Last Monday, Gov. Jerry Brown announced the appointment of junior Maria Manjarrez to the California Student Aid Commission, where she will help shape policies around the states’ financial aid systems to make higher education more accessible to all Californians.
Manjarrez, who is majoring in public policy and political science, transferred to USC from Pasadena City College in August 2017. As a Norman Topping Scholar, she receives money for expenses like tuition or educational trips, but also relies on CalGrants to afford resources like textbooks. As a student representative for CSAC and through her work in politics, Manjarrez hopes to create change for underrepresented and low-income students like herself.
“[My parents] have undergone so many extreme circumstances for me to have an education, specifically a quality education here at USC that I will always value and treasure,” Manjarrez said. “So me getting not one but two degrees really is the way for me to pay my parents back for everything they’ve done for me. [It’s] not only because I’m the first person in my family to receive two college diplomas, but [because] I’m also in a field where I can help millions and tons of other people.”
Trista Beard, associate director of the Norman Topping Student Aid Fund, said Manjarrez stood out to her as a passionate and hardworking student because she visited the Norman Topping office often to discuss her career goals and inquire about ways to get involved on campus. Beard nominated Manjarrez to travel with the Office of Financial Aid to Sacramento last spring to discuss her CalGrant experiences with legislators and legislative aids.
“She knows there’s people out there that maybe wouldn’t speak up for themselves or don’t know where they should or could speak up,” Beard said. “So she says ‘I will. I will happily speak up for my community and say there are students out here that really need these grants to get an education, and education can help us even the playing field.’ And she believes that.”
A few months later, Manjarrez received an email from the Office of Financial Aid asking if she would like to be nominated for CSAC — she agreed.
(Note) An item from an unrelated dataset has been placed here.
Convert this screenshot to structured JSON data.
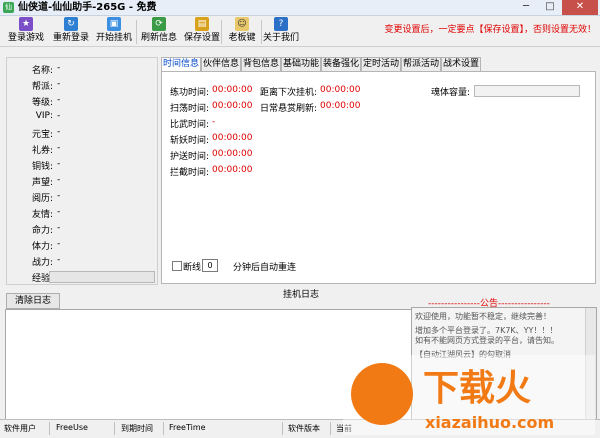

After an interview with the governor’s office and a phone call several months later, she was appointed to the two-year position.
Alejandro Lomeli, a junior at California State University, Long Beach, has served as another student commissioner at CSAC for the past year and will work alongside Manjarrez. According to Lomeli, the Commission is working on removing barriers to give all students, regardless of age or time out of high school, access to the financial assistance they need.
“I think [Manjarrez is] going to bring a lot of expertise from the private sector, which we haven’t seen in a while,” Lomeli said. “Most of the students we’ve had on the Commission have been from UCs or CSUs, so now it looks like we might have a student representing some of the private sectors which are kind of seen as like financial aid [not being] much of a problem over there, so it’ll be nice to have that mentality or that vision from a student living that experience.”
While Manjarrez’s first meeting as a student commissioner isn’t until mid-September, she said she’s been doing research and working with Lomeli to establish the expectations for her role. She’s grateful for the people and organizations that have helped make her education more affordable and hopes to provide the same resources for more students in California.
“What resonates with me a lot is that I see all of these kids, including myself, that work so hard, that come from different walks of life and that there’s a commission dedicated to help kids like us,” Manjarrez said. “And what I like to do, since Topping did so much for me and outside resources have done so much for me, I want to pay it forward now.”